The House and the Senate have the power to punish members of their chamber for misconduct, including through expulsion. To date, according to the Congressional Research Service, 20 members have been expelled, but the large majority of them occurred at the outset of the Civil War. Half of the 20 expulsions were the result of a single vote in the Senate involving senators who represented states that had seceded from the Union but had not formally resigned.
The two most recent expulsions followed convictions on public corruption charges were:
—Rep. Michael J. “Ozzie” Myers, D-Penn., was convicted of bribery and conspiracy for taking money from FBI agents who posed as Arab sheiks. He was expelled in 1980 following his conviction and served more than a year in prison.
—Rep. James Traficant, D-Ohio, was expelled in 2002, three months after he was found guilty of 10 federal charges, including racketeering, bribery, and fraud for taking bribes and kickbacks from businessmen and his own staff.
Some lawmakers have also resigned upon being convicted of a crime, pre-empting an expulsion vote.
Last year, Rep. Jeff Fortenberry, R-Neb., resigned from office after a California jury convicted him of lying to federal authorities about an illegal campaign donation from a foreign national.
Two years earlier, Rep. Duncan Hunter, R-Calif., submitted his resignation about a month after pleading guilty to a charge of conspiring with his wife to steal about $250,000 in campaign funds to pay for a lavish lifestyle, from vacations to outings with friends and private school tuition. Then-President Donald Trump pardoned Hunter shortly before he left office.
Trump also pardoned former Rep. Chris Collins, R-N.Y., who resigned in 2019 ahead of admitting to helping his son and others dodge $800,000 in stock market losses when he learned that a drug trial by a small pharmaceutical company had failed.
More than three dozen Democratic lawmakers have signed onto a bill from Rep. Robert Garcia, D-Calif., that would expel Santos from the House.
“It’s pretty clear to everyone, including his constituents, that he is a complete fraud and shouldn’t be in Congress,” Garcia said.
Garcia said Kevin McCarthy is not pushing to expel Santos because he needs his vote. He urged the several Republicans from New York who have criticized Santos to sign on to the expulsion legislation.
“He can barely keep his caucus together on votes, so it’s clear that he’s using George Santos’ support to keep him in leadership,” Garcia said.
Republicans deny that Santos has been a distraction and say they are focused on other issues.
“This place is bigger than any one member,” said Rep. Kevin Hern, R-Okla., the chairman of the powerful Republican Study Committee.

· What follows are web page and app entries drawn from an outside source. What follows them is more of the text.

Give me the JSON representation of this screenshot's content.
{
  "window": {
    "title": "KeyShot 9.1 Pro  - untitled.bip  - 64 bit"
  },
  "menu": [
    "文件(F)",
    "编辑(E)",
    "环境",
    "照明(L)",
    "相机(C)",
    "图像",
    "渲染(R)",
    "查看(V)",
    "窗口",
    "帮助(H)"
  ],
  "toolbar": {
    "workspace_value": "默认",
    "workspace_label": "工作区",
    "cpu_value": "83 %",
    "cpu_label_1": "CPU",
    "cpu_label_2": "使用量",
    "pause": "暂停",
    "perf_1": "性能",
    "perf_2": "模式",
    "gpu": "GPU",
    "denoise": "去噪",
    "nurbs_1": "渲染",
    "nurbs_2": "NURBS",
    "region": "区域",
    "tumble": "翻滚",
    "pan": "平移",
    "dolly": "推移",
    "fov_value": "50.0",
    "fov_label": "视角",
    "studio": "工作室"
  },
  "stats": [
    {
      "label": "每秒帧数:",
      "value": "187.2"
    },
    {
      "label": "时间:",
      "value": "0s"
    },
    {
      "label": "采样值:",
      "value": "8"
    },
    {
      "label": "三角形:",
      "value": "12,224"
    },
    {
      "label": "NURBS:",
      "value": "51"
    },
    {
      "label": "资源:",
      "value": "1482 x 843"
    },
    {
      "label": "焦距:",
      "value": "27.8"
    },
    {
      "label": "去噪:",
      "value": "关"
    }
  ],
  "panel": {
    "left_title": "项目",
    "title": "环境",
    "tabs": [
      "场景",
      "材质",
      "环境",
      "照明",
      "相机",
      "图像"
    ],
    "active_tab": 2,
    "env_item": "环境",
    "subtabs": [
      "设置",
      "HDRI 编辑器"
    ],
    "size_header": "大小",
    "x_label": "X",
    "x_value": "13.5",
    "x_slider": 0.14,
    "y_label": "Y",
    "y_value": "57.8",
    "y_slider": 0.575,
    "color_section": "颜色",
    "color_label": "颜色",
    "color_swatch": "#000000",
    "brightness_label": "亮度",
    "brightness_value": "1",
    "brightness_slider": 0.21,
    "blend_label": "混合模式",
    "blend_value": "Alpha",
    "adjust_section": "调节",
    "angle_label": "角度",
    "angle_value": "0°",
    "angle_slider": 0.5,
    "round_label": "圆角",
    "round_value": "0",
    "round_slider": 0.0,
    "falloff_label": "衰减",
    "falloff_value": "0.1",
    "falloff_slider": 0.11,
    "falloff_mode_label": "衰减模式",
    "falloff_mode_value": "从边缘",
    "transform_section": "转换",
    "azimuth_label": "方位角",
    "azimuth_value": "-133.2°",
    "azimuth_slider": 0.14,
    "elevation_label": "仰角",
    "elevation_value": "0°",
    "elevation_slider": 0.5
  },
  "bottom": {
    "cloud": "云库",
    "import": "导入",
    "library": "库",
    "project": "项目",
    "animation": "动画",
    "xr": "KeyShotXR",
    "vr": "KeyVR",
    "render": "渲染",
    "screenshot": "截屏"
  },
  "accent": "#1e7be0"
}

Despite the reports that Santos was facing federal charges and a crush of media attention at his arraignment in New York, Republicans said there was no discussion of him during their weekly, closed-door caucus meeting on Wednesday morning.
“I never heard his name mentioned once,” said Rep. Andrew Clyde, R-Ga.
Republished with the permission of The Associated Press.